Much research is conducted by exclusive academics or “parachute” professionals who drop into a situation or culture long enough to do a curiosity study or hand out a bunch of surveys and then leave. I think more research should be conducted by those of us actually working in the field, don’t you? However, therein lies the problem—we are working in the field! Who has time to do research? Well, I think many of us do but we just might not realize it. Due to incomplete lessons on research some of us may have received in college, many of us do not realize what we are capable of contributing to the overall body of knowledge. And guess what? There’s more to research than lab rats and statistics!
Do you remember your undergrad Research and Methodology course? I hope it was better than mine. I remember poor grades, many excruciating hours in front of a computer trying to make sense of statistics programs, and wondering how this truly examined human behavior. I’ll be honest, I took that course twice to get an A. Why? I did not easily connect with the “research methodologies” being taught because they were centered on statistics, numbers and lab rats! During that time I decided not to pursue a PhD because my professor told me there would be 4-5 more years of the same. Guess what? He was wrong. There’s a LOT more to psychological research and I actually love it now.
I was not truly introduced to qualitative approaches to research in my educational programs until this past year as I began my PhD studies. Okay, so I knew what a case study was. And yes, I had literally heard of narrative studies and maybe ethnographic studies. But I didn’t know about the different specific qualitative approaches to designing and conducting research.
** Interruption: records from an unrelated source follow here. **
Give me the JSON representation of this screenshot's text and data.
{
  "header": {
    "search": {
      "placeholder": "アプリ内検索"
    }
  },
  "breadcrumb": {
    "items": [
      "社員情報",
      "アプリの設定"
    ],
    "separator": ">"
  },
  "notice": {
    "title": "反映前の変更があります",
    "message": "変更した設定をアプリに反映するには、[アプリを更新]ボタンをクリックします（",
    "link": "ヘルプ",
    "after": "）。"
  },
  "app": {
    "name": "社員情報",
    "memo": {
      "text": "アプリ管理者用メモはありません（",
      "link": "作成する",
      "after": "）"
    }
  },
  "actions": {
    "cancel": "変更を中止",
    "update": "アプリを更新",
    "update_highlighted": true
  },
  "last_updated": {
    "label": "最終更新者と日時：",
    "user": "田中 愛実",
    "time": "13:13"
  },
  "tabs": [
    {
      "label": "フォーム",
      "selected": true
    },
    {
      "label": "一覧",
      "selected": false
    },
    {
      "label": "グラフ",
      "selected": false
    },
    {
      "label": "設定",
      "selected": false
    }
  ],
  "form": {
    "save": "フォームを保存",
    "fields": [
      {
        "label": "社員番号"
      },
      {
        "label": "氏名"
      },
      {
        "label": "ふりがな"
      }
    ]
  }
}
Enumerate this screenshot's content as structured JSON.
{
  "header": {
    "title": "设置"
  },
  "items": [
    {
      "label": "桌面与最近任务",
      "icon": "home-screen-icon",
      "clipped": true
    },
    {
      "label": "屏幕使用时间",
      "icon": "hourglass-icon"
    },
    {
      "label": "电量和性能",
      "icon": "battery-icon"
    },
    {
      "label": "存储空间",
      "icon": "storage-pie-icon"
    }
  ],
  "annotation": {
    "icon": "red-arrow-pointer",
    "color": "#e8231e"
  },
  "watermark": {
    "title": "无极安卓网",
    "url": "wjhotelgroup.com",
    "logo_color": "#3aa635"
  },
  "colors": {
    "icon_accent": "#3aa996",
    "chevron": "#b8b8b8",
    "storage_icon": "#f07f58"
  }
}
I didn’t understand factors such as the intent of the researcher (such as changing an injustice found within a society or advancing one’s career), the particular research question to be asked, and the participants being studied dictate which approach is most suitable.
At The Chicago School of Professional Psychology, there is a deliberate effort to expose students to all THREE research communities: QUAL (qualitative), QUAN (quantitative) and Mixed Methods. The quantitative methodology course was familiar and boring to me, as I anticipated. But the qualitative and mixed methods courses were quite a surprise. For both, I had great professors and great reading lists that described the different approaches and how to apply them realistically. I recommend Creswell’s Five Approaches to Qualitative Research (2009) and Foundations of Mixed Methods Research by Teddlie and Tashakkori, 2009 to anyone interested in research in the social sciences.
In addition to learning more about various approaches to research, it was important to me to realize that any mental health care professional is capable of designing and conducting research that can benefit others. Personally, I don’t want to read a QUAN article and look at a bunch of charts displaying statistical information via numbers, letters, and plotted graphs. Please don’t get me wrong, I thoroughly understand and appreciate the statistical relevance of including factors such as significance and correlation. But as a Professional Counselor, I want to read about specific interventions and insight regarding application of best practices, for example. I want to read something about client perspective—not just results of a survey. How much can truly be explored on a Likert scale vs. a narrative of someone who experienced a potentially traumatic event? I’d much rather read what an experience was like from a survivor or a natural disaster than from a university professor’s paper about survey results of a group of survivors he never spoke to otherwise, except for the informed consent.
Due to my personal interests in research, I have been drawn to QUAL research. While I see the value of QUAN, I find it to be very limiting in social science research. I’d much rather see a mixed methods study that also utilized QUAL elements to better explain a phenomenon. For my doctoral dissertation, I’ve finally concluded I’ll be designing and conducting a phenomenological study. My study will seek to learn more about the role of a perceived interpersonal support upon a person’s experience when encountering a potentially-traumatic event. I will not be handing out a stress survey to my participants and I will not be using a scale of measurement to assess their interpersonal support. Instead, I truly want to study their experiences and their perspectives. I want to explore the topic further by revealing any common themes or patterns among the participants of the study.
I know I’ve learned a lot from clients and from people I’ve interacted with in my work over the years. I’ve seen cases of people who demonstrated resilience against all odds and I’ve learned about strengths and what helps people during hardships. But until now I’ve not captured any of this in an organized format that others in my field might learn from as well. This is how I view research in the social sciences—a way for professionals to reveal hope and insight to others. Whether it be an elaborate study with a large group of people or a case study of something an individual reveals that may benefit others in similar situations, research can be designed and conducted to fit various purposes and any time schedule. If more of us contribute, the effect will be a more well-rounded body of research and hopefully more appropriate theories and treatment ideas to help people.
Natosha Monroe is a counselor and PhD candidate passionate about increasing Troop access to counseling services. Her blog contents are not representative of the Army or Department of Defense in any way.